Exercise directions: Copy all lines below that use the word "enter".

━━ Records supplied

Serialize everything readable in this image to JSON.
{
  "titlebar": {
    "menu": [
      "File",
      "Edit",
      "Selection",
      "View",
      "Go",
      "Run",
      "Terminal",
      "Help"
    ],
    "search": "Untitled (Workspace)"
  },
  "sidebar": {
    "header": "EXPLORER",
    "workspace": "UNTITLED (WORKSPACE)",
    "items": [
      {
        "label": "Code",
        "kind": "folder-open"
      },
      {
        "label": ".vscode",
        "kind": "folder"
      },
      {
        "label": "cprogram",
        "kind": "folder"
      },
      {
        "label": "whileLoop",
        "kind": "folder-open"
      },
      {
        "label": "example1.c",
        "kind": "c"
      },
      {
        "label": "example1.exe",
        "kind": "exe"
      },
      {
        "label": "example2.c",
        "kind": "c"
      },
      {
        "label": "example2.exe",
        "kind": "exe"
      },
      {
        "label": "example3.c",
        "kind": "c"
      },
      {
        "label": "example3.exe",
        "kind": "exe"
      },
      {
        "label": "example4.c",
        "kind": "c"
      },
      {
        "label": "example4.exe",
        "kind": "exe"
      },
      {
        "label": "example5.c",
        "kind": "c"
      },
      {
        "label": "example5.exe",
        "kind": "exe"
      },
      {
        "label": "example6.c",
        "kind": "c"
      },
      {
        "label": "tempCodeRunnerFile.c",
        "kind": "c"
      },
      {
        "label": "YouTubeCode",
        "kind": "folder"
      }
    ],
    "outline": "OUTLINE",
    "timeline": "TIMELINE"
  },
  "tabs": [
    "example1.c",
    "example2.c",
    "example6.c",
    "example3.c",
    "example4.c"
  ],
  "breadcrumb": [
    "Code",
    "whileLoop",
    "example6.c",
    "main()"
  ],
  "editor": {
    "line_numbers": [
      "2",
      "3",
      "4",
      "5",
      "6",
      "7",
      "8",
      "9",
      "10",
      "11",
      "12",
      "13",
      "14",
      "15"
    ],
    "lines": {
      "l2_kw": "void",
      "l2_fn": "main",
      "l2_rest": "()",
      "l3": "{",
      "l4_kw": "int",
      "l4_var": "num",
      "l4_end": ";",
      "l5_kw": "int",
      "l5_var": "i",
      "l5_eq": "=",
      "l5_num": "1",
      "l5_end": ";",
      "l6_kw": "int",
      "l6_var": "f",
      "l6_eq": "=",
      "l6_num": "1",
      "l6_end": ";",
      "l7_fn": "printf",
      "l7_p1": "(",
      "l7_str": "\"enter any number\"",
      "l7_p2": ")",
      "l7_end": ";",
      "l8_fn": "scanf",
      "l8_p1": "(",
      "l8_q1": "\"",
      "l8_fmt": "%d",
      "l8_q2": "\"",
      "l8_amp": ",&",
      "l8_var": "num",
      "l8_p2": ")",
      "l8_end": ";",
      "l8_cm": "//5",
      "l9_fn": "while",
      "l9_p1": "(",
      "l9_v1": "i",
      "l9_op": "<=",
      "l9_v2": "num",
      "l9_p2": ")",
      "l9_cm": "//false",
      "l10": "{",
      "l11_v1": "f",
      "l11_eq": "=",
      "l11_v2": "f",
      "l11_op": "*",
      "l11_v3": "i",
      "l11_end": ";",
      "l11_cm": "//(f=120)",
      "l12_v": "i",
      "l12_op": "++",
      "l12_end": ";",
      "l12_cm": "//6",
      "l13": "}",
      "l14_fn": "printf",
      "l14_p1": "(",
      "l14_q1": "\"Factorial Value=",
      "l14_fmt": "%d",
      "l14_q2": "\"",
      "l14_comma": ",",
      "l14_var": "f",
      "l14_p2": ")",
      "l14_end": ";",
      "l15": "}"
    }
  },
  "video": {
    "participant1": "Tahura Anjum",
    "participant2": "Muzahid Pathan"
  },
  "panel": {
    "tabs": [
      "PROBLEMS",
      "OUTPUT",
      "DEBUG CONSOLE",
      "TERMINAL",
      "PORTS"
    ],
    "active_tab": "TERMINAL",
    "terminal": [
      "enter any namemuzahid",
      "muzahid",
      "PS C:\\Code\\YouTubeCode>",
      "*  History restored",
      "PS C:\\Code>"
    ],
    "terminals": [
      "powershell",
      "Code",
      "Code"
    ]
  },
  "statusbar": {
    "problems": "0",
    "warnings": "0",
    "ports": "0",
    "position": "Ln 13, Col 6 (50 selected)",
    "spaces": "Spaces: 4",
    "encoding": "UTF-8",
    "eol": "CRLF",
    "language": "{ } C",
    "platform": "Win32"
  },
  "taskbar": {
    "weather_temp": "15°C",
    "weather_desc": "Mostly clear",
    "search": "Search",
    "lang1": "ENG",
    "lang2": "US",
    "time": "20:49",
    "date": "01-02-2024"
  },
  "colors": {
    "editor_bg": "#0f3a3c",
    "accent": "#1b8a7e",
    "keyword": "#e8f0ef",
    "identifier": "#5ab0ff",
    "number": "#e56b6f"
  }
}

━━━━

Problem solution:
      "l7_str": "\"enter any number\"",
      "enter any namemuzahid",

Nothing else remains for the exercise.